Task prompt
Check every line of the data below for the word "JSON". Copy the ones that have it.

Data for this task
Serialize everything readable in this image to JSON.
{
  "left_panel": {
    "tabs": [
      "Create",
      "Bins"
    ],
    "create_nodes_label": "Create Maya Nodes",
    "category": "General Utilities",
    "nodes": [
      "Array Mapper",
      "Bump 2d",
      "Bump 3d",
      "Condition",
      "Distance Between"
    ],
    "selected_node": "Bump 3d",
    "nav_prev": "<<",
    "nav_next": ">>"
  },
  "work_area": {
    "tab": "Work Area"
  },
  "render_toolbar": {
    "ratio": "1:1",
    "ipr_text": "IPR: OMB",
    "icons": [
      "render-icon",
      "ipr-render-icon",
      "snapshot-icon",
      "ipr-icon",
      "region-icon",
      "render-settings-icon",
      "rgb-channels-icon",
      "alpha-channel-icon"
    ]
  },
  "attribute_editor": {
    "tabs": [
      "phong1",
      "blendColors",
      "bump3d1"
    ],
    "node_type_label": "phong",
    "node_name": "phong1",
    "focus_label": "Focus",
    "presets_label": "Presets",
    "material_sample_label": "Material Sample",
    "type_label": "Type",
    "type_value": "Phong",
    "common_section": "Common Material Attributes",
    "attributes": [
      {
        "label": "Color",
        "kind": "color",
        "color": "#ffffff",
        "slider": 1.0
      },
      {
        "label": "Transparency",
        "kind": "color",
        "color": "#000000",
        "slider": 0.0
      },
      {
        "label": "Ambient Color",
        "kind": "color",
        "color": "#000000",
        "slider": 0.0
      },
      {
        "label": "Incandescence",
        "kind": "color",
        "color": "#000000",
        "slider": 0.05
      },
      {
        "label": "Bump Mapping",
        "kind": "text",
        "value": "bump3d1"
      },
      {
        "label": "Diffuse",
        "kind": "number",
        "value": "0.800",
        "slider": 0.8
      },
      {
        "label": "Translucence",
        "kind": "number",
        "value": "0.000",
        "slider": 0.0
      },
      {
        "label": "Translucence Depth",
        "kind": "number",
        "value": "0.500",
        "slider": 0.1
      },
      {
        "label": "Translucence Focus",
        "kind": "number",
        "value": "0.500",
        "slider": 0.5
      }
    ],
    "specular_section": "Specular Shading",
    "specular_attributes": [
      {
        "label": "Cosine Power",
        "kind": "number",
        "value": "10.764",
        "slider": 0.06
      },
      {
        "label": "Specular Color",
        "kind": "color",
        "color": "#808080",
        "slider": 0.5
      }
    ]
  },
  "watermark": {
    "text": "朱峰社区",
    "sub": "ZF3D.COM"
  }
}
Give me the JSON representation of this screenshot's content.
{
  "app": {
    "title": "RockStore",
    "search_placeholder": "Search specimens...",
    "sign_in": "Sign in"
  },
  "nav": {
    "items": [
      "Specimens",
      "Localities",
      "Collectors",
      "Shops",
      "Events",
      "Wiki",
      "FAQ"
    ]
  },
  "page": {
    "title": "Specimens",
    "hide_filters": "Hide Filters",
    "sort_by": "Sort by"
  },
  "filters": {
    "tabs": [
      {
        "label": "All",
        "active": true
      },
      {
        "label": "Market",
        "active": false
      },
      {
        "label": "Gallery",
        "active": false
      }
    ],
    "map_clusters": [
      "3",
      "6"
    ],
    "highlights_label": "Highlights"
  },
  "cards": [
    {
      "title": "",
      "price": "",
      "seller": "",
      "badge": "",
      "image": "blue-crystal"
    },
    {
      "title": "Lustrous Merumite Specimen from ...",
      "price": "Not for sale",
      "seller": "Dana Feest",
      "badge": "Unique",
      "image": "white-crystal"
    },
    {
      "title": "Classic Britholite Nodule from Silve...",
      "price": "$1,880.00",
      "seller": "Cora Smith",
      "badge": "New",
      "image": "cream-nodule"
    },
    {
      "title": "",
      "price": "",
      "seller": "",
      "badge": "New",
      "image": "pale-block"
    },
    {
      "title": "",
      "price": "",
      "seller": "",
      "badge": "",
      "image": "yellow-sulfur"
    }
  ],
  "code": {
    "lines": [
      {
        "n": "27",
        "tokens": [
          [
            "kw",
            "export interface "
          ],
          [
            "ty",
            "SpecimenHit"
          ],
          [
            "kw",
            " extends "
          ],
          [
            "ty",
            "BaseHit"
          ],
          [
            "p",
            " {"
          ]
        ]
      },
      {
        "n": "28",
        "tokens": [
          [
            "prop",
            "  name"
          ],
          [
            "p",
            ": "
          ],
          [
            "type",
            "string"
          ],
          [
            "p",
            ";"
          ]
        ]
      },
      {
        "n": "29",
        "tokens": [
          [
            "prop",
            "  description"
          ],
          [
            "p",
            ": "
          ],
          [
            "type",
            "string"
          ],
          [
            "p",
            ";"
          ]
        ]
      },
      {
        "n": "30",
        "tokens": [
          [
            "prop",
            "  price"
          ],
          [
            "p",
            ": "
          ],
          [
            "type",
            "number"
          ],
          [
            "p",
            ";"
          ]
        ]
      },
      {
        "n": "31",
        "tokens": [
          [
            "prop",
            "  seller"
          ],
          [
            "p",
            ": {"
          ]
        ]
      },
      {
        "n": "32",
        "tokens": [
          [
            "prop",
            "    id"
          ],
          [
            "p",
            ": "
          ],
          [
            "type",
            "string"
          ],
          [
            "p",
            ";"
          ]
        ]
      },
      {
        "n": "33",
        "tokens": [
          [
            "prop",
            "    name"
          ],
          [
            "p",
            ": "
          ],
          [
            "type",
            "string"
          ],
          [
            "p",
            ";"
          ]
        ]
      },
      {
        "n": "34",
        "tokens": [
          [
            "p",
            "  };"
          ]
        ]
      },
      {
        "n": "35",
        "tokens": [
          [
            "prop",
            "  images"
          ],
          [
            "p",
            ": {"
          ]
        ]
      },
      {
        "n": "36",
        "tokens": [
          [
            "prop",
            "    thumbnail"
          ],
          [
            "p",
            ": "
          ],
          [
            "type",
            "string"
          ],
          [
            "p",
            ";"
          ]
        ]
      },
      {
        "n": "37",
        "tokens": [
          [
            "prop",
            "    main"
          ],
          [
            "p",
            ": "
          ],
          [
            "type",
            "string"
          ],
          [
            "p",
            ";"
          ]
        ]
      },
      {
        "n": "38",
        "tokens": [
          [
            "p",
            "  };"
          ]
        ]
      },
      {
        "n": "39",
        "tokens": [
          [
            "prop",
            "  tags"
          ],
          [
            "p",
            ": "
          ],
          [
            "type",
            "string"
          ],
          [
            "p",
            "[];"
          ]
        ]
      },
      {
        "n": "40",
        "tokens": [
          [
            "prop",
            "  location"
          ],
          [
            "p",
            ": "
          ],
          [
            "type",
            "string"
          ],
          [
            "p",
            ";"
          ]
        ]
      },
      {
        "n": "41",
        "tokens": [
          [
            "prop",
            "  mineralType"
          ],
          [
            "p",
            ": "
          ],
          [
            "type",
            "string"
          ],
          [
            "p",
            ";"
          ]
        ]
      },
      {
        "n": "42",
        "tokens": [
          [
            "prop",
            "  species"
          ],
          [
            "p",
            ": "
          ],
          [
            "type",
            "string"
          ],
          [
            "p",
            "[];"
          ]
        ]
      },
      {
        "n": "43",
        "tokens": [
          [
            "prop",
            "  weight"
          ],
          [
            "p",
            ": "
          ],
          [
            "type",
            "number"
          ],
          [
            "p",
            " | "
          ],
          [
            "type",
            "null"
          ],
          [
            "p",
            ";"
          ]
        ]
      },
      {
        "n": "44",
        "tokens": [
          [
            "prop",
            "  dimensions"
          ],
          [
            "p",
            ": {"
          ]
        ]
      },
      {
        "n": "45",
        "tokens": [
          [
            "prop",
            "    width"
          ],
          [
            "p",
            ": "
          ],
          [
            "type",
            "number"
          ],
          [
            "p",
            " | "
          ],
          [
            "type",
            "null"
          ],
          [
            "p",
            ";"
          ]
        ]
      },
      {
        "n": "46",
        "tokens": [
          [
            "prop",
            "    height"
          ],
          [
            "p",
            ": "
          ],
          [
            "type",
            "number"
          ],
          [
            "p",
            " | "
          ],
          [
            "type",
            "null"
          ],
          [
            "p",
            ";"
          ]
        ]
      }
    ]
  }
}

Solution to this task
Serialize everything readable in this image to JSON.
Give me the JSON representation of this screenshot's content.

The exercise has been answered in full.